Back in June, Sanofi put out a plan to cut loose 1,680 jobs in Europe, the newswire reported at the time. Of those, some 1,000 jobs would fall in France, a source told Reuters. It’s part of Hudson’s cost-cutting strategy, which involves €2 billion in annual savings by 2022.
Voluntary buyouts or forced layoffs, the job cuts are not welcomed by some Sanofi employees.
Tuesday, unions at the French pharma rallied a one-day strike at various sites, including at the Marcy l’Etoile R&D facility where Sanofi’s developing a COVID-19 vaccine, the Associated Press reported.
Some 200 workers were seen with union flags and megaphones gathered outside the lab. They argued that the planned job cuts could slow the fight against the pandemic, according to AP.
The revamp could touch upon several divisions of Sanofi but not the vaccines and rare diseases units, Reuters previously reported, quoting anonymous sources. The cuts will mainly affect blue-collar workers, a Sanofi spokesperson said at the time.

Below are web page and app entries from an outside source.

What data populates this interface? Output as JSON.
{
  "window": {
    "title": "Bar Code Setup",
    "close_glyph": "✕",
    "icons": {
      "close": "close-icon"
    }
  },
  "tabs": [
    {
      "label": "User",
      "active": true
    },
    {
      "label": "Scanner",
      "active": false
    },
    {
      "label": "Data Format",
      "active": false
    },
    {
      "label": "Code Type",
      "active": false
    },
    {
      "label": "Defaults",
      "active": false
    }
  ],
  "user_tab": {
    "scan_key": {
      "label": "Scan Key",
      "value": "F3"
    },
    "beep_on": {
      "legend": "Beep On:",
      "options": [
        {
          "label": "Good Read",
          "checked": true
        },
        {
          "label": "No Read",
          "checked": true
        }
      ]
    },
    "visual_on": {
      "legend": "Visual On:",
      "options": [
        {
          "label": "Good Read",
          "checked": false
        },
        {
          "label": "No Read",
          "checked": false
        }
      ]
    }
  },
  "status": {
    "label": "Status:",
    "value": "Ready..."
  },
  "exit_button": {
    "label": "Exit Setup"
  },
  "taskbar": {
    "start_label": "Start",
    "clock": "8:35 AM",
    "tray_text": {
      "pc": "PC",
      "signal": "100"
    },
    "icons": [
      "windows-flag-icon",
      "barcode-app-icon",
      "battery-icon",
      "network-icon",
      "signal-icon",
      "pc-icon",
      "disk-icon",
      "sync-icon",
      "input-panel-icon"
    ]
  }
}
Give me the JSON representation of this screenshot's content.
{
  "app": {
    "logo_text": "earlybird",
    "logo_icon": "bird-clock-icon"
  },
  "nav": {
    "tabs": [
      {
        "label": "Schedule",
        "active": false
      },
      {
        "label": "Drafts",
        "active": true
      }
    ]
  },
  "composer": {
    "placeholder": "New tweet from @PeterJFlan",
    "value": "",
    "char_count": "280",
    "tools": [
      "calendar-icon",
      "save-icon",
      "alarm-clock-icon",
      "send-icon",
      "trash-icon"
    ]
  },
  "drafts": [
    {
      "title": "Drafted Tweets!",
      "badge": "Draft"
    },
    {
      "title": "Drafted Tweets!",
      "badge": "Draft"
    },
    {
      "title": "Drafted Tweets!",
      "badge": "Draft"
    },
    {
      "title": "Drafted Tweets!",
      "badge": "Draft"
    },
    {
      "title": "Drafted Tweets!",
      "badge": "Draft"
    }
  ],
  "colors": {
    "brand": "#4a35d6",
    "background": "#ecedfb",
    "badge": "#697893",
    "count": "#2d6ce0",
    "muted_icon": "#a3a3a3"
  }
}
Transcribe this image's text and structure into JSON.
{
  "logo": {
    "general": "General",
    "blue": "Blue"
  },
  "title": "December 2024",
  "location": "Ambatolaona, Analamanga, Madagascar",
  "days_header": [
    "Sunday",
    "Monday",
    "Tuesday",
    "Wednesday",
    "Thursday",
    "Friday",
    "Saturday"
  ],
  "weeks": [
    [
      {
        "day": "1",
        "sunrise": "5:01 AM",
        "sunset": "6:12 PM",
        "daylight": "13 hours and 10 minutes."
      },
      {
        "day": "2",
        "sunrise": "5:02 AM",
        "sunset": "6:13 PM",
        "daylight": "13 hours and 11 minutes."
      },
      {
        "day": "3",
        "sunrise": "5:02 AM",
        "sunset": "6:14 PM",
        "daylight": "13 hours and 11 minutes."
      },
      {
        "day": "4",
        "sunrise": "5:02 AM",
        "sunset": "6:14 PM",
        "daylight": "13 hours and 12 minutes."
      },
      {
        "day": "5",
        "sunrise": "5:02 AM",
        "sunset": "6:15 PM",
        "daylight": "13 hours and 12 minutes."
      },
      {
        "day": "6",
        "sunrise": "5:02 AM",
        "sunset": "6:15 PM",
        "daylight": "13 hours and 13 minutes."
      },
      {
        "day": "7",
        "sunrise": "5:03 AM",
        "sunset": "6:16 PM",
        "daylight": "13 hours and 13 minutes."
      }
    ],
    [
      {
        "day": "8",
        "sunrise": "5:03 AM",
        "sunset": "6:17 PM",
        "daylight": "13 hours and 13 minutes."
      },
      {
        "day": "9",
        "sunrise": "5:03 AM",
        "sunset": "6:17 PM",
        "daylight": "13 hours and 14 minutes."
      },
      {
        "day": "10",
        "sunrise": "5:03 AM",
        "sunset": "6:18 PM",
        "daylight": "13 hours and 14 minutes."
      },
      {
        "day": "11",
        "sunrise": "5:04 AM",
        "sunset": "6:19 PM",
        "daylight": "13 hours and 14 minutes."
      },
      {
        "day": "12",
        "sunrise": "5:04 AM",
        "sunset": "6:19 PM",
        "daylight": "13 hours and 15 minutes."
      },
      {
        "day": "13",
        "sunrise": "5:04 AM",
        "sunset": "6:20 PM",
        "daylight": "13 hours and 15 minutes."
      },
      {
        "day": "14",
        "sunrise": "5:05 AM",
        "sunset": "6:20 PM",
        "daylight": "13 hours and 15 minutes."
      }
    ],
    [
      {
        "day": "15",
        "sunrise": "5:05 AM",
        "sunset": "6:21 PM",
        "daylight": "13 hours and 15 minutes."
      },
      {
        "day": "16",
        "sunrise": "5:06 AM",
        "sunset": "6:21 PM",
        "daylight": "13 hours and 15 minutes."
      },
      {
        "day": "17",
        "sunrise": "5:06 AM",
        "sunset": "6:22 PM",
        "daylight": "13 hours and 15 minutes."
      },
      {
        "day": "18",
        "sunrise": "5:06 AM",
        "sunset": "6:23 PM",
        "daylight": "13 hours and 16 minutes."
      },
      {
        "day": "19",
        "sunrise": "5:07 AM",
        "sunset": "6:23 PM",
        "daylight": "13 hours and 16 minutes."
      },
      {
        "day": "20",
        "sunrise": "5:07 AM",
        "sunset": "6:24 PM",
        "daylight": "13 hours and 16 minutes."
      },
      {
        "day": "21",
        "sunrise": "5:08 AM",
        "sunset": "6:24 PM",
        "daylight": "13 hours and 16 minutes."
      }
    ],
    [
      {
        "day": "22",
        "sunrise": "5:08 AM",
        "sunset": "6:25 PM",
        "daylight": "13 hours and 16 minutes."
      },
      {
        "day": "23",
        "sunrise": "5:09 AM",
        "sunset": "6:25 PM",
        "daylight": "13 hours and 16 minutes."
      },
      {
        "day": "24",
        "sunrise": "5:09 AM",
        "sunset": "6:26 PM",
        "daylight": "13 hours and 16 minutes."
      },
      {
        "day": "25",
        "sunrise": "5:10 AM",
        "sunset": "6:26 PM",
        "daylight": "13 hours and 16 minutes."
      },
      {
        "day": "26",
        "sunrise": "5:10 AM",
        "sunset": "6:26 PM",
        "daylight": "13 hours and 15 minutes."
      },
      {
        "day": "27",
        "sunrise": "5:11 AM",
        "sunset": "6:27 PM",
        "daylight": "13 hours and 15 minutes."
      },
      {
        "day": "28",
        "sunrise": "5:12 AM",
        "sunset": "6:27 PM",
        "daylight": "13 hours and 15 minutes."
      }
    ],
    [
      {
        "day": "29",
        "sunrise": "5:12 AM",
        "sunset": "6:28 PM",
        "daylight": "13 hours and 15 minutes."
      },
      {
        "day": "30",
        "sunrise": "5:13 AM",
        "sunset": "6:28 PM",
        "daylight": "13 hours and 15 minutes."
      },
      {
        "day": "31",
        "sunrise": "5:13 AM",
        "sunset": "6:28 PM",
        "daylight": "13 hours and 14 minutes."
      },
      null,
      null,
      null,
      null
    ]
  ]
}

Union members at Sanofi also plan to participate in larger demonstrations Saturday in France against job cuts during the pandemic, AP reported.
Sanofi’s GlaxoSmithKline-partnered COVID-19 vaccine program recently suffered a major setback. In December, the company postponed its timeline for a potential vaccine rollout to late 2021 from the previous expectation of the first half of this year. It came after interim results from a phase 1/2 trial showed insufficient response in people over the age of 50.
The French pharma’s planning to launch a phase 2b study with an optimized candidate in February. The study will try to compare the immune response elicited between the new vaccine formula and an authorized shot.
Editor's Note: Eric Sagonowsky contributed to reporting.